What past experience, trial, hurtful word, or person is still harmfully affecting your life today? Where do you need the Holy Spirit to come and speak healing over you? Where do you need to cry out to God in anger or frustration over a wound? Opening the wounded places of our hearts is an emotional and difficult process, but until we allow God into the harmful events of our pasts we will never experience true freedom and restoration from them. Until we allow ourselves space to deal with what for some have been harmful and defining moments, we will never experience the entirety of the abundant life available to us.

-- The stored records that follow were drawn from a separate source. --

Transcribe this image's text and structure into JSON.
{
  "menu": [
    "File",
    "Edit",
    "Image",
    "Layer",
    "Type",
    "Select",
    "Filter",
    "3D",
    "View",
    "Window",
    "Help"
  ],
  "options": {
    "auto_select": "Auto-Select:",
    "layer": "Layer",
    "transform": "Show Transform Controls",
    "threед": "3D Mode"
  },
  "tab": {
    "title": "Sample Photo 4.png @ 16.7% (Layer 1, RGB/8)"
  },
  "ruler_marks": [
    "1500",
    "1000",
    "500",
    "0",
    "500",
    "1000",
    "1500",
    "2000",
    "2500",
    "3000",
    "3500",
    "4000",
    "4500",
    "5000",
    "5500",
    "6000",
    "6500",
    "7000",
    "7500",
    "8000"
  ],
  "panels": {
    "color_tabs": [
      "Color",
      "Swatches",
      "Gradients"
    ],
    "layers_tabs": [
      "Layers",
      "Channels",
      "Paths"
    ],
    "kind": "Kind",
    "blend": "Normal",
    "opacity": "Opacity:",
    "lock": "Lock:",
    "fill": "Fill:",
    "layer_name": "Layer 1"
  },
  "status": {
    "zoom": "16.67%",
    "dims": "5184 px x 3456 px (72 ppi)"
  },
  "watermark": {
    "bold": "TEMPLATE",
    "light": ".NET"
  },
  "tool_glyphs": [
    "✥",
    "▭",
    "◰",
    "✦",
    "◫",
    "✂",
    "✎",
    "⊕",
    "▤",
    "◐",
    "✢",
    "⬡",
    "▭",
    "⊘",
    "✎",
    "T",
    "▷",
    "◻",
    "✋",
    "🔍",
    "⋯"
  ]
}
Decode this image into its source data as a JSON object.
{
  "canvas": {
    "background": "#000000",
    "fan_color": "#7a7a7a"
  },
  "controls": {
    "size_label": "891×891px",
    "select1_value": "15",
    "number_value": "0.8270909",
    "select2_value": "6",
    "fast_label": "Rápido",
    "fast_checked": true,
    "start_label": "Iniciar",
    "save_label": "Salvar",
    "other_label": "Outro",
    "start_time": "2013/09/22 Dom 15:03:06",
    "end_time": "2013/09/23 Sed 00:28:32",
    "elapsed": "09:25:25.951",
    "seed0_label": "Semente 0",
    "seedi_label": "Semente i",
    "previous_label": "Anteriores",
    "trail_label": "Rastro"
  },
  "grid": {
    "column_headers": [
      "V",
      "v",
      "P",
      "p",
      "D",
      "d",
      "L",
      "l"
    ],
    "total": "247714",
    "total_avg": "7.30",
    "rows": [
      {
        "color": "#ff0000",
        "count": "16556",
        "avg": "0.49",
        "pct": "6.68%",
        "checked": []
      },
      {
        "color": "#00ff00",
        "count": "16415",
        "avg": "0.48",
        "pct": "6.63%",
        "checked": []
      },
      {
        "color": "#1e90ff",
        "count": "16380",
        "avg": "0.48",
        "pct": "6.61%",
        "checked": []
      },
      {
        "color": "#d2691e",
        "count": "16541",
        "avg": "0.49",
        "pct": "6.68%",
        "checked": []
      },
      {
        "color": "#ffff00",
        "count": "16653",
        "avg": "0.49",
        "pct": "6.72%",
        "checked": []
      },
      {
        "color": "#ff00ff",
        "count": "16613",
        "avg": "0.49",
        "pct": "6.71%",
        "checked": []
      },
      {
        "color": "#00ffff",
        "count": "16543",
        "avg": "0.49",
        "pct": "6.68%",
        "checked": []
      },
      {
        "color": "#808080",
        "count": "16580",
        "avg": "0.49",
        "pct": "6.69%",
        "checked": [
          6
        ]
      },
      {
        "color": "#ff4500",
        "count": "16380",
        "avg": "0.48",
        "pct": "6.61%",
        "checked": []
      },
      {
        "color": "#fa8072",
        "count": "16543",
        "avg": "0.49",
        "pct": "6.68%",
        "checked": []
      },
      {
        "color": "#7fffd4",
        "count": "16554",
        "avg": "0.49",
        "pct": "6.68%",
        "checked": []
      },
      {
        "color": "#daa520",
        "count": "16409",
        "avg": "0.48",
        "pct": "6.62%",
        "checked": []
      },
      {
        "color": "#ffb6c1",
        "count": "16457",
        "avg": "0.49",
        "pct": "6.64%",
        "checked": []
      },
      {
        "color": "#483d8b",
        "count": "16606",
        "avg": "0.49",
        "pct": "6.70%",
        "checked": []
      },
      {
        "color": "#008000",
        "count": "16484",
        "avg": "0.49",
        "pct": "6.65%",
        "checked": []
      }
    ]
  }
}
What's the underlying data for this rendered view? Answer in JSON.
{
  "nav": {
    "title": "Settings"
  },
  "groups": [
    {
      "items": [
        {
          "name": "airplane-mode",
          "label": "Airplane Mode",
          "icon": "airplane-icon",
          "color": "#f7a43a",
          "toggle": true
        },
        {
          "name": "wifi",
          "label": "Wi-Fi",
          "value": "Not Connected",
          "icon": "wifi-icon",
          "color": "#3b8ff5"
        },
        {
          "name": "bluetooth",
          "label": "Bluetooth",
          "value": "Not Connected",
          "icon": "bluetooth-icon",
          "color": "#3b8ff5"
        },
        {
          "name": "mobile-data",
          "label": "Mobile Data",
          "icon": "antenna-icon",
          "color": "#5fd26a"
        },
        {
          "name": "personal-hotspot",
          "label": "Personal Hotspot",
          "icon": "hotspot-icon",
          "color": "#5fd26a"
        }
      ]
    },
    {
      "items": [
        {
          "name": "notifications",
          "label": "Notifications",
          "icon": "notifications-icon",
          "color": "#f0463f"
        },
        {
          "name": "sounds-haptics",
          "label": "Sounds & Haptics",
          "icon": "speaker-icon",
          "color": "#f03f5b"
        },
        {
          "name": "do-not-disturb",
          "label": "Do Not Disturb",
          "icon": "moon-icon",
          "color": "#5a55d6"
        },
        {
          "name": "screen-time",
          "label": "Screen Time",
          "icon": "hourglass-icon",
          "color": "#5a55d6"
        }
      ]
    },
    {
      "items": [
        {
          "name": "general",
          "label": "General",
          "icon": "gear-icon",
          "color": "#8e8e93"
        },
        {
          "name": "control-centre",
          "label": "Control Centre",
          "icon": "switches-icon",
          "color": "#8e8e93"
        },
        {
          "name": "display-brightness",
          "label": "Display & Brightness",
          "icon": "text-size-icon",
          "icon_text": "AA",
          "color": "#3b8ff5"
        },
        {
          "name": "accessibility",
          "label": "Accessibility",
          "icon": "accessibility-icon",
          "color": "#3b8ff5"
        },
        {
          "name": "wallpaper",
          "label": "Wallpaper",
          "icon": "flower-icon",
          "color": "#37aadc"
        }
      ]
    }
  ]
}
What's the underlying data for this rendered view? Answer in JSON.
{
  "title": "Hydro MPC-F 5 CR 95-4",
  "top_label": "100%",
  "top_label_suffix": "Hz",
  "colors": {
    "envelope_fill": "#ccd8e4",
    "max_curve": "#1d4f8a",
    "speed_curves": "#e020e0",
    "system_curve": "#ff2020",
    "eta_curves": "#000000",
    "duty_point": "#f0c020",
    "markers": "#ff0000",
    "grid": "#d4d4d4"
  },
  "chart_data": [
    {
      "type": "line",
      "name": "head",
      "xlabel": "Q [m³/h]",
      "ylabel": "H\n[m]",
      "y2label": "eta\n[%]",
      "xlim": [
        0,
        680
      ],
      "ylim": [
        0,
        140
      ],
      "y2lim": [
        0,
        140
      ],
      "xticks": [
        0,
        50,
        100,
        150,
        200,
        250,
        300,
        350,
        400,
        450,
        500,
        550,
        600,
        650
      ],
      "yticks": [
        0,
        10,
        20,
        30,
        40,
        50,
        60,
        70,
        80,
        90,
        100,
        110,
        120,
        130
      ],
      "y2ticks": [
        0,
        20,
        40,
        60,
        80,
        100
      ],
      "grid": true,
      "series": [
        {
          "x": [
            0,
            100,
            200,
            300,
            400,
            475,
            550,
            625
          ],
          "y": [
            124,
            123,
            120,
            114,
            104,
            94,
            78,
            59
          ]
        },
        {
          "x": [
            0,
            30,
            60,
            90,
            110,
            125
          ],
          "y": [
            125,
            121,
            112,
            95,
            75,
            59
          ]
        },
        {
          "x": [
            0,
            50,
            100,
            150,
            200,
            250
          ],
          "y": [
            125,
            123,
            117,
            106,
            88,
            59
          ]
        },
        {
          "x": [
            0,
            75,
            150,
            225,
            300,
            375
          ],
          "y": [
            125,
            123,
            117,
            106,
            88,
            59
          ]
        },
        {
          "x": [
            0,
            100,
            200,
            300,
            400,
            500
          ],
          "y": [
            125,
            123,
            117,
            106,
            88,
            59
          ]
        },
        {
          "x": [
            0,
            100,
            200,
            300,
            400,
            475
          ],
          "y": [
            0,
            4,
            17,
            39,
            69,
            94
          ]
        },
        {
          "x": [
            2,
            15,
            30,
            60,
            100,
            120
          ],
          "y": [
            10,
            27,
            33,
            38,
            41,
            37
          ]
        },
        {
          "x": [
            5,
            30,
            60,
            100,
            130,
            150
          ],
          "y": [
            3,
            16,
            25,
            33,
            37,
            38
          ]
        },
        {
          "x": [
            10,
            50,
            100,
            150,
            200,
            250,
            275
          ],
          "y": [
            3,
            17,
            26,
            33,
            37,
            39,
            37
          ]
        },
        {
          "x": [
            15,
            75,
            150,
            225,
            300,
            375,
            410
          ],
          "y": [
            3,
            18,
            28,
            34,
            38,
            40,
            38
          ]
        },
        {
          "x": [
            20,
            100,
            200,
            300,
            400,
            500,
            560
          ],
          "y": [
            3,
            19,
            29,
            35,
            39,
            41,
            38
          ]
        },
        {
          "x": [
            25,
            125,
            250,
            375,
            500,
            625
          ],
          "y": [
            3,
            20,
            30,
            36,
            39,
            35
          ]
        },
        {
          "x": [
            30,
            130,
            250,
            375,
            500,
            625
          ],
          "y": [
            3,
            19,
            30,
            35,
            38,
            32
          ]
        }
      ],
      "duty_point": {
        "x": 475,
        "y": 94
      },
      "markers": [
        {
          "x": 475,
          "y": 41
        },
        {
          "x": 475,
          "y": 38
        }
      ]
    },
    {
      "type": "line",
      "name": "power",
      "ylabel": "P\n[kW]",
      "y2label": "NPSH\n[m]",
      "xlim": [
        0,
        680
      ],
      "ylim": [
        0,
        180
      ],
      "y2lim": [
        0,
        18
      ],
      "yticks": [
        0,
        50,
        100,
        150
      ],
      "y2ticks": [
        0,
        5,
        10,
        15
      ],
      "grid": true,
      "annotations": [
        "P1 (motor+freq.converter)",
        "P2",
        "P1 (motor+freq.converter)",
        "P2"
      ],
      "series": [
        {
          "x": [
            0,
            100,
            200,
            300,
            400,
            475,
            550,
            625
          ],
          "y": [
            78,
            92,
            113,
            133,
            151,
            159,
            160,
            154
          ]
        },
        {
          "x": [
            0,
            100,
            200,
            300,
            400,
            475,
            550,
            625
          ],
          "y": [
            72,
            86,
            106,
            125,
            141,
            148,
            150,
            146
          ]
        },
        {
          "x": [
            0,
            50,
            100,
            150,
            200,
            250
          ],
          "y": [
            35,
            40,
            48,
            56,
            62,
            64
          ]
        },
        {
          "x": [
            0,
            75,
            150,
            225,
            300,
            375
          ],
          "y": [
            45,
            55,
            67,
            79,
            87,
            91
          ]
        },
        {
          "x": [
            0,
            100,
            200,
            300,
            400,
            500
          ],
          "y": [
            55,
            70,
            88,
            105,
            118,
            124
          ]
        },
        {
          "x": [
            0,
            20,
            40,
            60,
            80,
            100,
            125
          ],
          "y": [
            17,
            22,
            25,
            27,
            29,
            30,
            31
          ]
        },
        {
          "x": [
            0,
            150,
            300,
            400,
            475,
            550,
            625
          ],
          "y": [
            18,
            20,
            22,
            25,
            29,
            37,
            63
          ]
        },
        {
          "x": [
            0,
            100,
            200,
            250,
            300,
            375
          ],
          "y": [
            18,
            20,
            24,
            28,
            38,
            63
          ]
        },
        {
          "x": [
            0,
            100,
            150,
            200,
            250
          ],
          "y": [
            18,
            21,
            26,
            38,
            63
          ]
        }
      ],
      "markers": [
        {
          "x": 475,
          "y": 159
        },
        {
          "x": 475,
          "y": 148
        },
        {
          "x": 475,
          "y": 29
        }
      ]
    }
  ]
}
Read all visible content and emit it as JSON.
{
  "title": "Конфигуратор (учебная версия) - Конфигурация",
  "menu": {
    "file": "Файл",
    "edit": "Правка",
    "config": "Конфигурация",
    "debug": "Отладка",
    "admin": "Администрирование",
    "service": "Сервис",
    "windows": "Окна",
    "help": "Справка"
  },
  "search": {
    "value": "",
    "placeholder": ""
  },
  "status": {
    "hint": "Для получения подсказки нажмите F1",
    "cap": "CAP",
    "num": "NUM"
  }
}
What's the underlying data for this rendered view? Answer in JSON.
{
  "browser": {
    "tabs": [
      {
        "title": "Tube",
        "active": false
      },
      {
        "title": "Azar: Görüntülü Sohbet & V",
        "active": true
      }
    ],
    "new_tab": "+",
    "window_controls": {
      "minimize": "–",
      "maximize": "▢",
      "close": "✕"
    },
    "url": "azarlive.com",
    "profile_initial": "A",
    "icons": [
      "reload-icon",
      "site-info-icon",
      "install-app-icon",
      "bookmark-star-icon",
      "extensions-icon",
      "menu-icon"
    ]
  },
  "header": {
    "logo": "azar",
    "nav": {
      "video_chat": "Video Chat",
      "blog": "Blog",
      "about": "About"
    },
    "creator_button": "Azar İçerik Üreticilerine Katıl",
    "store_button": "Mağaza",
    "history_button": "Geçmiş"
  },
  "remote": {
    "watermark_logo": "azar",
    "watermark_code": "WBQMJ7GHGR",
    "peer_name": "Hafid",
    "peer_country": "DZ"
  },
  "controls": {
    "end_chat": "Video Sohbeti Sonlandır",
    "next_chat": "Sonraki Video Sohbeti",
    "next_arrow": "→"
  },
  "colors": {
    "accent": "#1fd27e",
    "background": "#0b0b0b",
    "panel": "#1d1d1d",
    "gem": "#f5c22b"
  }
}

And as the Lord begins to heal our wounds, we must allow him to guide us to a lifestyle of forgiveness for our present scars. We must forgive those people who hurt us so the scars in our lives become symbols of God’s redeeming love rather than reminders of painful events. James 2:13 says, “Mercy triumphs over judgment.” Show mercy to those who are undeserving of it just as your heavenly Father has shown you mercy. Love your enemies as Jesus did so that you can experience triumph instead of pain, freedom instead of enslavement to negativity, and joy instead of anger. May your heavenly Father be allowed to love you, hold you, and care for the places in your heart that need his healing touch the most.